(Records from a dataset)
----

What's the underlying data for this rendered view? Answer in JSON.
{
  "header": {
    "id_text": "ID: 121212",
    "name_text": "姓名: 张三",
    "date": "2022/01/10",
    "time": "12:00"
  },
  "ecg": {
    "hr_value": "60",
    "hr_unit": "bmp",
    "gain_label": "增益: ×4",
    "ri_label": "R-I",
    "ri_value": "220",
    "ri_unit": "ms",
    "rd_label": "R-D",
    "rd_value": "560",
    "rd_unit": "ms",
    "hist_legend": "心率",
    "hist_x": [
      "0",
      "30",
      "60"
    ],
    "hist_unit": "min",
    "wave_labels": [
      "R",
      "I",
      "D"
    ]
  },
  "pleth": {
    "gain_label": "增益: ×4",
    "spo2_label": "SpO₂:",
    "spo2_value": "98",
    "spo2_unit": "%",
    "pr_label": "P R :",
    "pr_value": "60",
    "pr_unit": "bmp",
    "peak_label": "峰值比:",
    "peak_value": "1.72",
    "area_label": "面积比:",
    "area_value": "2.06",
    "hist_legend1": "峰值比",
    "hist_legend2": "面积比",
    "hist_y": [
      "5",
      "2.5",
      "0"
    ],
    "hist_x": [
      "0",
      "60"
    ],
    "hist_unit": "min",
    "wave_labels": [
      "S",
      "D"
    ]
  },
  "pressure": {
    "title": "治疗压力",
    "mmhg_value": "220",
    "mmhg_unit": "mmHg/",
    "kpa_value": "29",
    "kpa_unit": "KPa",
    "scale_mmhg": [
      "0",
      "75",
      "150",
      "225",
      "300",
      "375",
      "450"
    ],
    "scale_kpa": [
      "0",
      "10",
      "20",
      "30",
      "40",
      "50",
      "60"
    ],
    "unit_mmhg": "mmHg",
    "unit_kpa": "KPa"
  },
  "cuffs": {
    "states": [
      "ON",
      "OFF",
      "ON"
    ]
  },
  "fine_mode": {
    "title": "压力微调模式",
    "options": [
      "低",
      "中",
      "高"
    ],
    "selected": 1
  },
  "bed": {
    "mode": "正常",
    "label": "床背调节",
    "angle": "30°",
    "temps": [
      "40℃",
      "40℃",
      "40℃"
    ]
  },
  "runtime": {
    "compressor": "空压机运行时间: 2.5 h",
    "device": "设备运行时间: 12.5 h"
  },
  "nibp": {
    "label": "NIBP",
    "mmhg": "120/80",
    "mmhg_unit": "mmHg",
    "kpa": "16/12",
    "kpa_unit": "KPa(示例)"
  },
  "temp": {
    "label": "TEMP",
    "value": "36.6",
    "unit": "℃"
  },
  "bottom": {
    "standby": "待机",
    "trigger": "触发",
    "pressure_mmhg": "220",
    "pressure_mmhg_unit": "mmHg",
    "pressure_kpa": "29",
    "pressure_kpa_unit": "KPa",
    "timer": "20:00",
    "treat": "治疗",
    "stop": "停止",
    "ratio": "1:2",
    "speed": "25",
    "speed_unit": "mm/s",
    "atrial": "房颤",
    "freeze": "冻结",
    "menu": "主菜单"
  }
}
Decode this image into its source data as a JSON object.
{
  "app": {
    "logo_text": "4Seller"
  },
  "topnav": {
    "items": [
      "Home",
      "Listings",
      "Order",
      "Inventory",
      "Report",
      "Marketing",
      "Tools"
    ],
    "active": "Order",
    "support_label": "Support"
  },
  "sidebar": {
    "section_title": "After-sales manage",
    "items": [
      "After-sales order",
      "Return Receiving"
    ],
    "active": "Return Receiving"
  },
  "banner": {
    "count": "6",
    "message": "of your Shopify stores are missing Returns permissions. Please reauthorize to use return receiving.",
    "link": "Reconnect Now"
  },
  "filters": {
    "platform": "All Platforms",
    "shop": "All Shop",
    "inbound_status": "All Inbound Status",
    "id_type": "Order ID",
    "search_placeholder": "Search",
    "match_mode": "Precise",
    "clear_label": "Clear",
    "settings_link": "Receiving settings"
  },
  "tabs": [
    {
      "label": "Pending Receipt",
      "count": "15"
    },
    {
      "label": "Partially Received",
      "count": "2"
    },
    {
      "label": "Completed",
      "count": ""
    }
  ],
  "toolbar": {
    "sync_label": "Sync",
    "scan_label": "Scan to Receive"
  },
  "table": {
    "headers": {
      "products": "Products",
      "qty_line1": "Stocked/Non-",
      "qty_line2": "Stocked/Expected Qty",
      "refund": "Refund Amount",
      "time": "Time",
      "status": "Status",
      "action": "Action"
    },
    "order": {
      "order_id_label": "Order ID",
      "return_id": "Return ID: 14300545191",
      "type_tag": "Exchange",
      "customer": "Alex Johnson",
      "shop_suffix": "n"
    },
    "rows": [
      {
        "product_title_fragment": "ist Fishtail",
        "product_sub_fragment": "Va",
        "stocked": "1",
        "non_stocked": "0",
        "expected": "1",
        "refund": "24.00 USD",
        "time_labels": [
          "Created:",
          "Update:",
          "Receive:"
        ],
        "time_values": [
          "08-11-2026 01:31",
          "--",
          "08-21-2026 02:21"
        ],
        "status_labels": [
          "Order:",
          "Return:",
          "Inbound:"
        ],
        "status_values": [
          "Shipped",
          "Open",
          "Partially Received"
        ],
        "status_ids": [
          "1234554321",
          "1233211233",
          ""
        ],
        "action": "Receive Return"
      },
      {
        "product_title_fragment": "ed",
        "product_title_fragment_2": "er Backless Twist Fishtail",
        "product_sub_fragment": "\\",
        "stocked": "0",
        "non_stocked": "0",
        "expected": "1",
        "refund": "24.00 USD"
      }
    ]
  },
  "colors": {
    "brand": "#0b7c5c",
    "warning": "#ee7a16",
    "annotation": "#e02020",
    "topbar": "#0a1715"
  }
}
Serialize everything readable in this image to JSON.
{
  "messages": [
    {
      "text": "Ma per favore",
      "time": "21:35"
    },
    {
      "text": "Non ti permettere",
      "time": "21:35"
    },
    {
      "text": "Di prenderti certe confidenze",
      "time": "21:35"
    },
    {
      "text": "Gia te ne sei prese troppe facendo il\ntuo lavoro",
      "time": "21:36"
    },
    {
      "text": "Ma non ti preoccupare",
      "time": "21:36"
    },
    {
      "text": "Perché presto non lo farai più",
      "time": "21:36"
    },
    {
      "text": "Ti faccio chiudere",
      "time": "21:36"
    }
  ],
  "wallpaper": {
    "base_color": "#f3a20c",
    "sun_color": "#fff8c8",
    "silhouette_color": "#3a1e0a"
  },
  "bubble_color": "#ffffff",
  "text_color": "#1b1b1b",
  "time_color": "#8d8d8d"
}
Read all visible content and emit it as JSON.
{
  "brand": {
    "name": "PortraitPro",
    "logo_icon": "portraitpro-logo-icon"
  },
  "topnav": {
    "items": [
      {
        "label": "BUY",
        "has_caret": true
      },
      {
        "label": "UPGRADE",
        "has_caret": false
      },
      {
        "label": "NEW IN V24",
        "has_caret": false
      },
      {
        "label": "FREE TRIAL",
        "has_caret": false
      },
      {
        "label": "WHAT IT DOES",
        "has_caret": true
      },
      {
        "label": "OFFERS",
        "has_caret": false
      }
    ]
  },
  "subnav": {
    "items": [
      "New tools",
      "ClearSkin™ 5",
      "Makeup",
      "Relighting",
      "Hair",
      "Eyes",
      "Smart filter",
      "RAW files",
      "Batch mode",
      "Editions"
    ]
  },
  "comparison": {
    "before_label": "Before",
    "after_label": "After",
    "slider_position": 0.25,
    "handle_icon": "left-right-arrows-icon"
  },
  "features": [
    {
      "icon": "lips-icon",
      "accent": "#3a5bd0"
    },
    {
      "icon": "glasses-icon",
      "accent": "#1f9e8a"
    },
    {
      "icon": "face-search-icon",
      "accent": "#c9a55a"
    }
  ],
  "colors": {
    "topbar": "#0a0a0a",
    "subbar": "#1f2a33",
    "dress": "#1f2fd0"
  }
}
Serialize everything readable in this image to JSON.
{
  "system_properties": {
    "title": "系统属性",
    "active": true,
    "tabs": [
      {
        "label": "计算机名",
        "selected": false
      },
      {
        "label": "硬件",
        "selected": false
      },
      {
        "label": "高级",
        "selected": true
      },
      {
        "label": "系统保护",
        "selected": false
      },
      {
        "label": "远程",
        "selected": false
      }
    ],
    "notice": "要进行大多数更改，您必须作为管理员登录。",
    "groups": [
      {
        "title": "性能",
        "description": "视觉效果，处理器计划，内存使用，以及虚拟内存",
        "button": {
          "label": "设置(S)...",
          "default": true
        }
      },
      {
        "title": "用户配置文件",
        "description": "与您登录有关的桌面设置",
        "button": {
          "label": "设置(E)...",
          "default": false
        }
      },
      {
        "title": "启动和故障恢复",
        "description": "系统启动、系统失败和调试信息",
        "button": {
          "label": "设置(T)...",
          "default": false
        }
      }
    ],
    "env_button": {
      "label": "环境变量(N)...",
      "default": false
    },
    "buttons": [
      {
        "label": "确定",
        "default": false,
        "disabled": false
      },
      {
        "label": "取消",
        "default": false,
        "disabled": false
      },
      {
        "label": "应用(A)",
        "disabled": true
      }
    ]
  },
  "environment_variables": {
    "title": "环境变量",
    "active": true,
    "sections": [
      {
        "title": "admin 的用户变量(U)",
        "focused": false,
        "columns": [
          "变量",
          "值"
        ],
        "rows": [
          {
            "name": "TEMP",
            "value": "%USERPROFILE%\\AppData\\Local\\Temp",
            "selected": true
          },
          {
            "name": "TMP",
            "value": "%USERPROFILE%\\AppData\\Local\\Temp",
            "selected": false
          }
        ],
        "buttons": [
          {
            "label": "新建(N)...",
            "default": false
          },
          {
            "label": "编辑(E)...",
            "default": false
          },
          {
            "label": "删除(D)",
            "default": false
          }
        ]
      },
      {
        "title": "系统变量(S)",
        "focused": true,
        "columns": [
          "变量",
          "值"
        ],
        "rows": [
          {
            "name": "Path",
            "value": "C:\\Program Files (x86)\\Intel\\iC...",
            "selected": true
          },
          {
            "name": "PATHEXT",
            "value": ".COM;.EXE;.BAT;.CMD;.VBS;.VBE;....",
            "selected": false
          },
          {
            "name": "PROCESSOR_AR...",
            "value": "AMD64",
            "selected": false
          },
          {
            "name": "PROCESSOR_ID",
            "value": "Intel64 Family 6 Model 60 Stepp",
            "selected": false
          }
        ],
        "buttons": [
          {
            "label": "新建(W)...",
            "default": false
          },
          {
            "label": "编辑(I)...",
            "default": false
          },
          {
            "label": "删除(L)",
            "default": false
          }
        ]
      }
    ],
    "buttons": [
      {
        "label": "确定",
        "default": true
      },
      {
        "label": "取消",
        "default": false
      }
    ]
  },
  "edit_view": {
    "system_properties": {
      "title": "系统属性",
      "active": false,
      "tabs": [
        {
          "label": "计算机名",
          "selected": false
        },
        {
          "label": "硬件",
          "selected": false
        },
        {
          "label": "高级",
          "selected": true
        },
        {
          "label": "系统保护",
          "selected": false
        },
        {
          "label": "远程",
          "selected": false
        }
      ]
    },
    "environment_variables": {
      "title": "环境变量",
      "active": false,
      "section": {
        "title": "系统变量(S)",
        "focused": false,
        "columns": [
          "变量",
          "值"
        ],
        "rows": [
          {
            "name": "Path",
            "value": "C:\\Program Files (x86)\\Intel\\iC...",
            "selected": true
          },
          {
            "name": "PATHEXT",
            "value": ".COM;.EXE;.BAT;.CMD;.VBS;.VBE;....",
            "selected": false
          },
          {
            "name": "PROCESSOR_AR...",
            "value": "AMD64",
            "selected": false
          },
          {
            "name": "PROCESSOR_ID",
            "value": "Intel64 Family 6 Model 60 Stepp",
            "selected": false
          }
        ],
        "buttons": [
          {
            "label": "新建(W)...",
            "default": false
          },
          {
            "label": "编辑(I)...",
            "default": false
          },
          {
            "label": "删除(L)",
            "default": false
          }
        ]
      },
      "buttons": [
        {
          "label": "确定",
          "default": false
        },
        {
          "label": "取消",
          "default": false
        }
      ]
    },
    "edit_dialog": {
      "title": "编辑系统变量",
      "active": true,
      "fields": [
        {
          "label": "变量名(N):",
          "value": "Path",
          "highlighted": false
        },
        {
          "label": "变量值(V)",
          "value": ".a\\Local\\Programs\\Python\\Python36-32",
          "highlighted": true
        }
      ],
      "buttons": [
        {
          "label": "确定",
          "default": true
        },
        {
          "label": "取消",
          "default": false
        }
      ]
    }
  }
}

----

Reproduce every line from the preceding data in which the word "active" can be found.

    "active": "Order",
    "active": "Return Receiving"
    "active": true,
    "active": true,
      "active": false,
      "active": false,
      "active": true,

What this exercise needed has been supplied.